Creeping Inexorably Toward A Worthwhile Sub-Heading.
Tuesday, March 02, 2004
Jumping the Gun
I'll be doing a full preview of the Pirates for the Know Your Enemy series on Friday, but I couldn't let this pass without comment.
It's the work of Brian O'Neill of the Pittsburgh Post-Gazette, also known as The Stats Geek. In my previous, though limited, exposure to his work, I'd found him to be a welcome change; his occasional use of logic easily separating him from other fishwrap scribes. But this time, he left his logic in his locker.
The piece attempts to explore if Craig Wilson deserves a full time job. In it, O'Neill provides four reasons for his argument, which would be excellent if the reasons weren't contradictory with the argument resolving to a resounding maybe.
One of his rationalizations revolves around the acquisition of Randall Simon as a platoon partner, and another around Wilson's ability in the field. He concludes that Simon was a silly acquisition when you could have kept Matt Stairs around, and that Wilson isn't so bad with the glove. I'm not sure why the Simon jabs get in here (he fails to fully relate it to Wilson's status), but they are certainly appropriate, and while O'Neill uses the unfortunate Range Factor statistic to tell us that Wilson is a passable outfielder, I've seen other metrics, like those at Baseball Prospectus, that back up the assertion as well.
So, we have one point that may not belong, and one point in Wilson's favor. The other two argue against using Wilson full time, but I think I can help with that. Let's look at point the first:
Why sign right fielder Raul Mondesi, a right-handed batter like Wilson, if he is only going to take Wilson's playing time away?
The short answer can be found on the Web site baseball-reference.com.

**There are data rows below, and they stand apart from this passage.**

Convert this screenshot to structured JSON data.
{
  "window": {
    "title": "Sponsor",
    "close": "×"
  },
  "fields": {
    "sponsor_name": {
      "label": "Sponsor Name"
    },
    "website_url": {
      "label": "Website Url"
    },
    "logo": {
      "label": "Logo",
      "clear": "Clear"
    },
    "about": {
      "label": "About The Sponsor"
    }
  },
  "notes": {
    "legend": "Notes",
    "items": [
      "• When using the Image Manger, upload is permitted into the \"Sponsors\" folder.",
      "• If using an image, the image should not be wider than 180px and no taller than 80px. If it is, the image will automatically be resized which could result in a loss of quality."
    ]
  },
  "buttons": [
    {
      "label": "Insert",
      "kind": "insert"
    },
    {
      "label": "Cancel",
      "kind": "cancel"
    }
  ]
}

Borrowing on a concept developed by baseball numbers guru Bill James, this site allows you to punch in a player's name and find the player he is most like in baseball history. The match for Mondesi is Reggie Sanders.
O'Neill is, of course, referring to Similarity Scores. I like Similarity Scores. Similarity Scores are fun. Other fun things are Jenga, Waterslides, and Whirlyball, but you won't see me confusing them with objective analysis.
In the last three years, Raul Mondesi's batting line has been .251/.330/.456, while Reggie Sanders' has been .265/.335/.521. If you want Reggie Sanders, I would suggest getting the real deal.
Point the second finally deals directly with the subject of the piece. Here's the quote:
Unfortunately, most pitchers are right-handed, a species against which Wilson has considerably less success. His numbers in 202 at-bats against right-handers were .238/.320/.416. It's great that Wilson hit left-handers harder than Gary Sheffield hits them, but against right-handers, Wilson does a passable impression of Kevin Young.
Which is why you need Mondesi, because he'll hit better against right-handers, yes?
Ooops. Those are three years of numbers against righties, which tell us more than 202 at bats do, and Wilson comes out on top. It's awfully close, though, so maybe Mondesi does more damage against lefties.
Or, maybe not. Granted, Mondesi performs well against port-siders, but what Wilson does to them is illegal in seven states. You can learn the name of one of those states by seeing where Shawn Estes pitches this year.
The idea that anyone else on the Pirates roster deserves time over Wilson is patently ridiculous. Maybe Mr. O'Neill was handed an assignment by his editor and told to make some sense, any sense, out of Wilson's likely lack of playing time. I hope that's the case because he deserves a shot, at least according to this stats geek.